Should the time come when you're in need of a significant amount of cash, if you are a homeowner, you have some options beyond going the personal loan route. One of them is a home equity loan.
A home equity loan is borrowing money using your home equity as the basis of how much money you will receive, explains Kyle Winkfield, managing partner of O'Dell, Winkfield, Roseman & Shipp, a wealth management and retirement planning firm in Rockville, MD. In essence, your home is the collateral, and the pay back works similar to a mortgage. Here's how it breaks down:
What Equity Means
"Equity is how much of the home you own at a point in time," says Winkfiled. For instance, if your home is worth $500,000 today, and you owe $400,000 on your mortgage, you have 20 percent equity. What's tricky is that equity does change, as people learned the hard way during the real estate downturn in 2009, when home values plummeted. Equity can also increase as home prices rise, or if you've made significant home improvements.
Depending on the lender, you may have to have your home appraised to determine its current value. Some banks rely on home sales in the area (called comparables) or do what's called a "drive by" appraisal, says Winkfield, while other situations might call for a full-fledged walk-through. The latter will have an additional cost to you, usually a few hundred bucks that can likely be rolled into the loan.
For loan purposes, the more equity you have, the better shape you're in to borrow against your home (and you'll probably have more funding available to you). Lenders each have their own loan-to-value ratio threshold, whereby some will not extend you a loan if you have less than 20 percent equity, for instance. Others might lend even if you're closer to the 10 or 5 percent mark. Winkfield points out that once you cross into territory in which you have less than 20 percent, you may be required to pay private mortgage insurance, which will add to your monthly expenses.

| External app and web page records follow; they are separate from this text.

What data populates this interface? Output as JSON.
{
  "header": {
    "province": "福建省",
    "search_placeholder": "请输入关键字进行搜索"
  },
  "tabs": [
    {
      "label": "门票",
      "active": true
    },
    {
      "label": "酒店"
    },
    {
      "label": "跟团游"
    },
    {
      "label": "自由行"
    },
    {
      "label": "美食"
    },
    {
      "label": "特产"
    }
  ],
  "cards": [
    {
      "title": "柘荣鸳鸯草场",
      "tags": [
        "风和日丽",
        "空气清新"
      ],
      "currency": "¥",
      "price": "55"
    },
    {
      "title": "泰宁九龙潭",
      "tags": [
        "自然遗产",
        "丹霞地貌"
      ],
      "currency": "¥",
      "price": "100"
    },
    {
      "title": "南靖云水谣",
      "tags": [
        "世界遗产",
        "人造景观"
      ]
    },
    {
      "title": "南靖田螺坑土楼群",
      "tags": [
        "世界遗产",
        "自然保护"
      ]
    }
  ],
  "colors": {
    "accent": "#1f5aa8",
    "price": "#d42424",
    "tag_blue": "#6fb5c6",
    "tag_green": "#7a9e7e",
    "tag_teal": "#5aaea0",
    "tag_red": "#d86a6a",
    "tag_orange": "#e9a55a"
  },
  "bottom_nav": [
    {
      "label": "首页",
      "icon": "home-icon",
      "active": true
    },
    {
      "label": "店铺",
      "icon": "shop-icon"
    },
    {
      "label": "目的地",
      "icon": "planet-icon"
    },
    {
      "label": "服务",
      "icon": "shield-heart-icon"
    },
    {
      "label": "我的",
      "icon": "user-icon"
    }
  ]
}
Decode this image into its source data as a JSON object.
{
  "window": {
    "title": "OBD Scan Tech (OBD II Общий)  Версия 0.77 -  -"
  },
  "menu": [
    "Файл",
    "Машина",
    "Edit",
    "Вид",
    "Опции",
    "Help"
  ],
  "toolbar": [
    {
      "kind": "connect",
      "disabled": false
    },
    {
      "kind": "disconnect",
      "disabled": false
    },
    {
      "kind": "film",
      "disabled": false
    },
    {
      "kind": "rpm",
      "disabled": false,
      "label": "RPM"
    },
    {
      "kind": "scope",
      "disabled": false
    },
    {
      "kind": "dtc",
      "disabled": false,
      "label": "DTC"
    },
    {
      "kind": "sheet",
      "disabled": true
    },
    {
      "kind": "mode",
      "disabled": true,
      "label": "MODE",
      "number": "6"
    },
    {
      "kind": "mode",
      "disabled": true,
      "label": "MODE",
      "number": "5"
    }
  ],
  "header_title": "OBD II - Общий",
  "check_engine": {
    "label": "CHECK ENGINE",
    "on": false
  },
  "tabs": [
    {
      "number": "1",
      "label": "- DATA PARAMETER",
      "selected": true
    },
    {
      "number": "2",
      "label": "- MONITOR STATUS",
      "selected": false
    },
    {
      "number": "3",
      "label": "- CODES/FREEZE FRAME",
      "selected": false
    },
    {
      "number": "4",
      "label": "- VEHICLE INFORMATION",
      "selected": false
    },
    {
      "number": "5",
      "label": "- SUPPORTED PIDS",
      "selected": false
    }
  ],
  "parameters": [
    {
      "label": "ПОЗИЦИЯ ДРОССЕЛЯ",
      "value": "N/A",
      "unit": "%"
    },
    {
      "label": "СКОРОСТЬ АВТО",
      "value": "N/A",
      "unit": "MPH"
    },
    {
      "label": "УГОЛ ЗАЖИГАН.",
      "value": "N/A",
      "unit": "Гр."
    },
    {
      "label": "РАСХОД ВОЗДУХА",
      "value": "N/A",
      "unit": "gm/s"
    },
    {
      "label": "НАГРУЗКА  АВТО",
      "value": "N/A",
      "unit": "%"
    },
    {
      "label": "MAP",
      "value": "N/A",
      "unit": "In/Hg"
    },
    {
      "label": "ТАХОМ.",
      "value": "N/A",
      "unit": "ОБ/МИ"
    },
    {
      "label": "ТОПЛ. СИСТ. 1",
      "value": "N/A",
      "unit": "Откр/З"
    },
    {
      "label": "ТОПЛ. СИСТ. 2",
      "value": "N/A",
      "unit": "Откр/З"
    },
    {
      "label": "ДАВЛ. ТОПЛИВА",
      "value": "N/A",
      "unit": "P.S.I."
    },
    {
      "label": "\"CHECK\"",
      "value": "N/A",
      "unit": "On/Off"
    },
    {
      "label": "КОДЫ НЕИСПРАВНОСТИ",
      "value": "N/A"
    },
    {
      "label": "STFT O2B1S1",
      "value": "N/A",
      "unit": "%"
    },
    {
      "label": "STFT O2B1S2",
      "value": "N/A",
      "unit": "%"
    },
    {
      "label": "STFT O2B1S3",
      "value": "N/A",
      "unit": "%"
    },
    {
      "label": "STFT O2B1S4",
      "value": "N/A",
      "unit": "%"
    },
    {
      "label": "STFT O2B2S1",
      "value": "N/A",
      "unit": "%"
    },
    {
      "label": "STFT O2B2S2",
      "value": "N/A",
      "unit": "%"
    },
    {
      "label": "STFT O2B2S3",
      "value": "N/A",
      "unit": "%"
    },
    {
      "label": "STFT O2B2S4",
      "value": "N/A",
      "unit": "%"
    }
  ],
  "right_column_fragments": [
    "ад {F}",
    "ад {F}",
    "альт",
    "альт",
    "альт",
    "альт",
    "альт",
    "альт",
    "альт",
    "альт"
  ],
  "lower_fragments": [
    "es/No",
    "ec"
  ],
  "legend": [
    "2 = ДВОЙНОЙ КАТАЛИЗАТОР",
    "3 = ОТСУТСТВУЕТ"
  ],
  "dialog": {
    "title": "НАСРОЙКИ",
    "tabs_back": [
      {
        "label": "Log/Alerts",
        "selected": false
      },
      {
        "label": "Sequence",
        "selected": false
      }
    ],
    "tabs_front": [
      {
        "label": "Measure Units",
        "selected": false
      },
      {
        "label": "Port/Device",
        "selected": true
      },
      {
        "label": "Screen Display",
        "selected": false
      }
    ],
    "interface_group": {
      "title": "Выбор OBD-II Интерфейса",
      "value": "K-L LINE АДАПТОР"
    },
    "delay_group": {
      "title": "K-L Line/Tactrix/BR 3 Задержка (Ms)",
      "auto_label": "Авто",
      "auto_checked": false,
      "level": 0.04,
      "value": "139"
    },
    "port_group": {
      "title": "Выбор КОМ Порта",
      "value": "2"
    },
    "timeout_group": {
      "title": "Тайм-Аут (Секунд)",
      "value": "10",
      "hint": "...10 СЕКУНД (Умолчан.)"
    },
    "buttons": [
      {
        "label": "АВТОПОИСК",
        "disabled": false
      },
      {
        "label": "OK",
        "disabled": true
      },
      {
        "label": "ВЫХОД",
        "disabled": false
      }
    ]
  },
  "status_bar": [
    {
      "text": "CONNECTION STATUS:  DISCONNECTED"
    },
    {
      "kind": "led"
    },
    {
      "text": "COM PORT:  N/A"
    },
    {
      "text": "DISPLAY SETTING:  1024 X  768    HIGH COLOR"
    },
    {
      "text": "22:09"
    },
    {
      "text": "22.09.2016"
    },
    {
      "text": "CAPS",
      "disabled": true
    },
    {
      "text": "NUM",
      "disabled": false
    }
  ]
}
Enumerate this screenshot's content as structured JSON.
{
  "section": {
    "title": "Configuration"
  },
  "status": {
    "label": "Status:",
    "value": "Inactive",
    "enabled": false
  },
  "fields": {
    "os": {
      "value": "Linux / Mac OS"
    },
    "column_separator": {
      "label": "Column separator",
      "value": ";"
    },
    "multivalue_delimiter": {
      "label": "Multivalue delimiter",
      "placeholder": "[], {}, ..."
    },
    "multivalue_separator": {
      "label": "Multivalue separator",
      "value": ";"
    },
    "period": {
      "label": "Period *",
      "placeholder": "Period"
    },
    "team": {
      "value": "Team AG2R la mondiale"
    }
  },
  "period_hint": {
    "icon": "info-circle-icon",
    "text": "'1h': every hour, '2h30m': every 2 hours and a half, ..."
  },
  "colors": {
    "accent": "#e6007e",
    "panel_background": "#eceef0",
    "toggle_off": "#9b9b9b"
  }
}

The Appeal of a Home Equity Loan
What's appealing about a home equity loan to most borrowers is that you can often qualify for a very low interest rate, which will be fixed over the life of the loan – that's especially true in today's historically low rate environment. In other words, you'll pay back the same amount each month, and not as much as you would with higher-interest products, says Winkfield.
One drawback is that this loan type usually has closing costs and fees, which will be tacked onto the total amount borrowed, so don't forget to factor that in.
However, on the plus side, the interest you pay back on a home equity loan is usually tax deductible. Unlike personal loan or credit card debt payoff, you can get a tax benefit from home-based debt, says Winkfield.
How to Qualify For An Equity Loan
Just because the loan is based on your home value doesn't mean there are no other qualifications. "Your house is only a measuring stick for how much money you can get. Any time you're going to request money from the bank, they care about your history of paying back debt (that's your credit score) and your ability to pay them back (that's your income)," says Winkfield.
In other words, just like when you applied for your home mortgage or auto loan, the bank will run a credit check and ask for pay stubs or other proof of income as part of the approval process. Those with stellar credit will qualify for a better interest rate than those with mediocre FICO scores.
Don't Confuse It with a Home Equity Line of Credit
People often get these products confused, says Winkfield, but they are not the same other than the fact that they are based on your equity. With the line of credit, it essentially works the same as a credit card – the money is there to borrow if you need it, and the interest rate can change over time. With a loan, you get the money up front and pay it back at a fixed rate.
As with any borrowing decision, experts recommend looking at the big picture and thinking long-term about your finances. Making sure you have a plan in place to pay back the loan is key, says Winkfield. "Remember that a home equity loan is a tool. Make sure you're using it to build you up and not break you down."